The curtain keeps falling, revealing a new image of a great city. The city is on fire. Huts made of timber and straw are mere shadows inside the flames that devour them. Men, women, and children run shrieking through the streets before collapsing to writhe within their own personal infernos.

The blood flows. The window streaks. A hundred men stand over a cavity in the earth wherein they throw shovelfuls of dirt atop a hundred more dead and naked forms. A cobbled street is littered with figures either dead or dying from the black sores eating at their mouths, nostrils, and eyes. A wave the size of a mountain falls onto an island city, whisking away its marble pillars and white-robed citizens.

You scream. It is like screaming in your sleep, for not only does it wake you but what you scream makes no sense outside the dream.

You scream out the name.

The Devil releases you, withdraws the blade, and steps back. You fall to your knees and begin to shiver. Minutes go by, your body turning cold, the blood seeping from your chest and back dripping into little pools at your sides.

But you remain aware, alert, and from somewhere below you hear it. Once more the clop of hooves. A snort. Little avalanches of tumbling stones. You are still. Listening. Waiting.

The horse climbs over the rim like a hoofed spider, his legs long and stretching for purchase. His coat is a white so pale it seems almost green, and you think of milk diluted with chlorine. Some of the fur hangs off in ragged patches, revealing long sores oozing some purplish fluid. Each of his four hooves are chipped sharply enough to appear claw-like, and clotting his thin mane are cockaburs and dried globs of mud.

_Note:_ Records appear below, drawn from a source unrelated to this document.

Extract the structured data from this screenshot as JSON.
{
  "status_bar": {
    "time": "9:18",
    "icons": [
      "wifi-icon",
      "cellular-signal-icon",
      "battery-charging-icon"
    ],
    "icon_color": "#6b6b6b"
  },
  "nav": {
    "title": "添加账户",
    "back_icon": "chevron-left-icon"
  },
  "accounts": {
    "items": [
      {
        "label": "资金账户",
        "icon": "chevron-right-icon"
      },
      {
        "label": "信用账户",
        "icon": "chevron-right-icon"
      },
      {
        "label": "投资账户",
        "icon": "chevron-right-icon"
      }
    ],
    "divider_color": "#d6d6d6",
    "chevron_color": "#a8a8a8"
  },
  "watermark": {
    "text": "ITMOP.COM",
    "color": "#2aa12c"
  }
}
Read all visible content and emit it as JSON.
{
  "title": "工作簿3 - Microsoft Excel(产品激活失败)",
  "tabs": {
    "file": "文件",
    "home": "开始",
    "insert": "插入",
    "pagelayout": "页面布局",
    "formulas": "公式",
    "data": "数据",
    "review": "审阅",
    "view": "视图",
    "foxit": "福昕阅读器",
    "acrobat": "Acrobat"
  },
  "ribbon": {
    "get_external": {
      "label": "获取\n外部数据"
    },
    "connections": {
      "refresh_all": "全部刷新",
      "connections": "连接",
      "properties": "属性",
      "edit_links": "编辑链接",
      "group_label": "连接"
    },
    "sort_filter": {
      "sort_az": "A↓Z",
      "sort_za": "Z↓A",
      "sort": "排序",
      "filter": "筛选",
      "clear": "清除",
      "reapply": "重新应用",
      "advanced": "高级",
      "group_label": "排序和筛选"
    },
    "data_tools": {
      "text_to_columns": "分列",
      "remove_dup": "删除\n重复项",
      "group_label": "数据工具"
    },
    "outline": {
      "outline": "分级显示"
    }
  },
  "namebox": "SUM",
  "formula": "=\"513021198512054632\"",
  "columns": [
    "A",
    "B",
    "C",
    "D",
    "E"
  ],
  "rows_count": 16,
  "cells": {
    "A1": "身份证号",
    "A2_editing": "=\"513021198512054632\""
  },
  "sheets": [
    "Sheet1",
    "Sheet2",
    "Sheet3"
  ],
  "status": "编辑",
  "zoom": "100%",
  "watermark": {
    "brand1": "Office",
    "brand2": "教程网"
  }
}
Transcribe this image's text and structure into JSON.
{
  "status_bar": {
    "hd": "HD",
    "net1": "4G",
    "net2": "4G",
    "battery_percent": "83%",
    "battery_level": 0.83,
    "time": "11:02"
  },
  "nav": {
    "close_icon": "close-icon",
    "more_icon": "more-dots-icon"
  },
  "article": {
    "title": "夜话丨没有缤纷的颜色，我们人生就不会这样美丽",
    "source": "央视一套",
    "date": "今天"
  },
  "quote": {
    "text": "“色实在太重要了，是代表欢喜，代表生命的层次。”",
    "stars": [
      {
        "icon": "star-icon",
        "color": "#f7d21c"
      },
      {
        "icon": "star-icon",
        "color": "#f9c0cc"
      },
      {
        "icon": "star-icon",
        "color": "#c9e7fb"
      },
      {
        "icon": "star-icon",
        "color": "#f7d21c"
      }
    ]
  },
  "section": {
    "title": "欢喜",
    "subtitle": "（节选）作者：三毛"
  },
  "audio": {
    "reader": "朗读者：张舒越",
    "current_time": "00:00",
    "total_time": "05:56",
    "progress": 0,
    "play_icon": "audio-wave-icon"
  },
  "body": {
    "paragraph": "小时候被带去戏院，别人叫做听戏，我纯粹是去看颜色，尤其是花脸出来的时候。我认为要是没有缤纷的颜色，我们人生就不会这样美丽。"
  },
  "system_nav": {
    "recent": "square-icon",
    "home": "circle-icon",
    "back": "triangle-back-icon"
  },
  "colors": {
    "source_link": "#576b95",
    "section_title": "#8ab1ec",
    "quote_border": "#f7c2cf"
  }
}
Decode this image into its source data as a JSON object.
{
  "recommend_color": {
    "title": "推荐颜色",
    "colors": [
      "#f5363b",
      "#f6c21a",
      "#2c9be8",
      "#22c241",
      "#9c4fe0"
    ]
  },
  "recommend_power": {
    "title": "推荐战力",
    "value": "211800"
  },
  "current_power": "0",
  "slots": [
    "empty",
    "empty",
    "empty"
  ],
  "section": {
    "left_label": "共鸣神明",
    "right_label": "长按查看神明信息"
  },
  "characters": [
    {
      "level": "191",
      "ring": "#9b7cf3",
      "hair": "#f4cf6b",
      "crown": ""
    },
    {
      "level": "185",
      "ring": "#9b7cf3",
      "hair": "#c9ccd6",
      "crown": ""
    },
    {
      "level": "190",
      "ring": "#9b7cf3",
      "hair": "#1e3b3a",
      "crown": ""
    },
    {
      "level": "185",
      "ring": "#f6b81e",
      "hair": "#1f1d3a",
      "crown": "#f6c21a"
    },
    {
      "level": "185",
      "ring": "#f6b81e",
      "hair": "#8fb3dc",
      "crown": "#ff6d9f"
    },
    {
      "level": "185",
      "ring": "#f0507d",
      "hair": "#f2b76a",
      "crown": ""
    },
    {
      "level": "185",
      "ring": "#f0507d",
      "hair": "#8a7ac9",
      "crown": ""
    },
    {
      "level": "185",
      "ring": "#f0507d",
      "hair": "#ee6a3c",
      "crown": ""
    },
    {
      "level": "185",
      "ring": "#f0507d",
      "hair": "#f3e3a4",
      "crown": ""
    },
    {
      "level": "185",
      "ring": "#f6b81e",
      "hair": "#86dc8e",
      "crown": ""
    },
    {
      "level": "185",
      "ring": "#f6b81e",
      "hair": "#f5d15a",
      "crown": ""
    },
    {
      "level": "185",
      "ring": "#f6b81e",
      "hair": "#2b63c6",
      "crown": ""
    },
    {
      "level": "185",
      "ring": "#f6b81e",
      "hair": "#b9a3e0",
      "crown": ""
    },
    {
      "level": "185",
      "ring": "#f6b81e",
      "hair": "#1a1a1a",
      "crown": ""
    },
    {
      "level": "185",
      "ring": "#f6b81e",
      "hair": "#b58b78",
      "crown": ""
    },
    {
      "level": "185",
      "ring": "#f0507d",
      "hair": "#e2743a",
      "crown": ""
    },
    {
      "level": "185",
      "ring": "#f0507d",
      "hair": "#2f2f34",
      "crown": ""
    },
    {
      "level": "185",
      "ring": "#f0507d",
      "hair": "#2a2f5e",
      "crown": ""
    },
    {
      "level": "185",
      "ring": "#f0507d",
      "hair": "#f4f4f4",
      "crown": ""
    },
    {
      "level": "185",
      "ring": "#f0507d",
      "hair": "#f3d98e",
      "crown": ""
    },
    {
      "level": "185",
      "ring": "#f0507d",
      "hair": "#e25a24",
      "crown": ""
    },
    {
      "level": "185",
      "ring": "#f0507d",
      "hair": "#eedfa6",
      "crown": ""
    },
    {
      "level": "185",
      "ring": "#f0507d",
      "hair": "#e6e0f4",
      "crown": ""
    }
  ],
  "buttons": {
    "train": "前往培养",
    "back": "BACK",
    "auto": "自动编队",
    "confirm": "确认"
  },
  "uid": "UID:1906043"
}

He stops before you and you look deep in his eyes. They look back, deep, into your own. They are black and loving.

“He’s beautiful,” you say, rising to your feet.

“He’s yours,” The Devil says.

You hold the back of your hand to the animal’s nostrils, letting him sniff and snort, the warm breath sending an almost erotic chill through your body. You stroke your palm across the sores on his cheek and upwards to his ears. You give them a scratch.

“He’s mine?”

“Go ahead, get on.”

You walk to the animal’s side, brushing your hand along his protruding spine. “We didn’t bring a saddle.”

“A caged bird won’t sing, a saddled horse won’t run. Not like him anyway.”

“He fast?”

“He’s how you need him.”

You clasp a handful of mane and swing atop. The sensation is one of plunging head first into a freezing river, the water crisp and swift and all-together invigorating. For a brief moment you feel dizzy from it, your calves squeezing against the horse’s ribs for balance. The stars swim into a blur above your head before, just as suddenly, refocusing and brightening. It’s as if you can feel their cold and far-away beams alighting your skin, dazzling it pleasurably like a million little pins.

“I’m ready,” you say.

“Then go.”

“What about you?”

The Devil pats the horse on its rear. “I won’t be far behind.”

You eye the edge of the cliff and immediately the horse steps toward it. You take one last look behind at The Devil retreating toward the fire, his dark silhouette a black portal against the flames.

Twisting back around, the distant rim of eastern sky is warming a murky pre-dawn blue, meaning that when you ride it will be with light upon your face and night on your shoulders. Men and women will wake from personal, self-created dreams into a world they have no control over. It’s a world of War, Famine, Conquest, and Death, and you find it beautiful because you are one of the blessed few that has purpose.

Keeping hold of his mane, you tap your heels against the horse’s flanks. He leaps, and when he lands the ride is just as fast and sure as the fall. 

*****

About The Author

Adam James Jones received a BA from the University of Northern Colorado and a MA in History and Writing from Western New Mexico University. He is the recipient of the 2012 Homestead Foundation Fellowship from the Western Writers of America. His work has appeared in numerous publications, including Southwestern American Literature, Weber, and, in 2014, Wild West. His debut novel, “The Vendetta of Felipe Espinosa”, is set for release in October 2014 by Five Star Press. He lives in Pecos, NM where he teaches middle school English and runs the western history website, www.rockymountainlegends.com.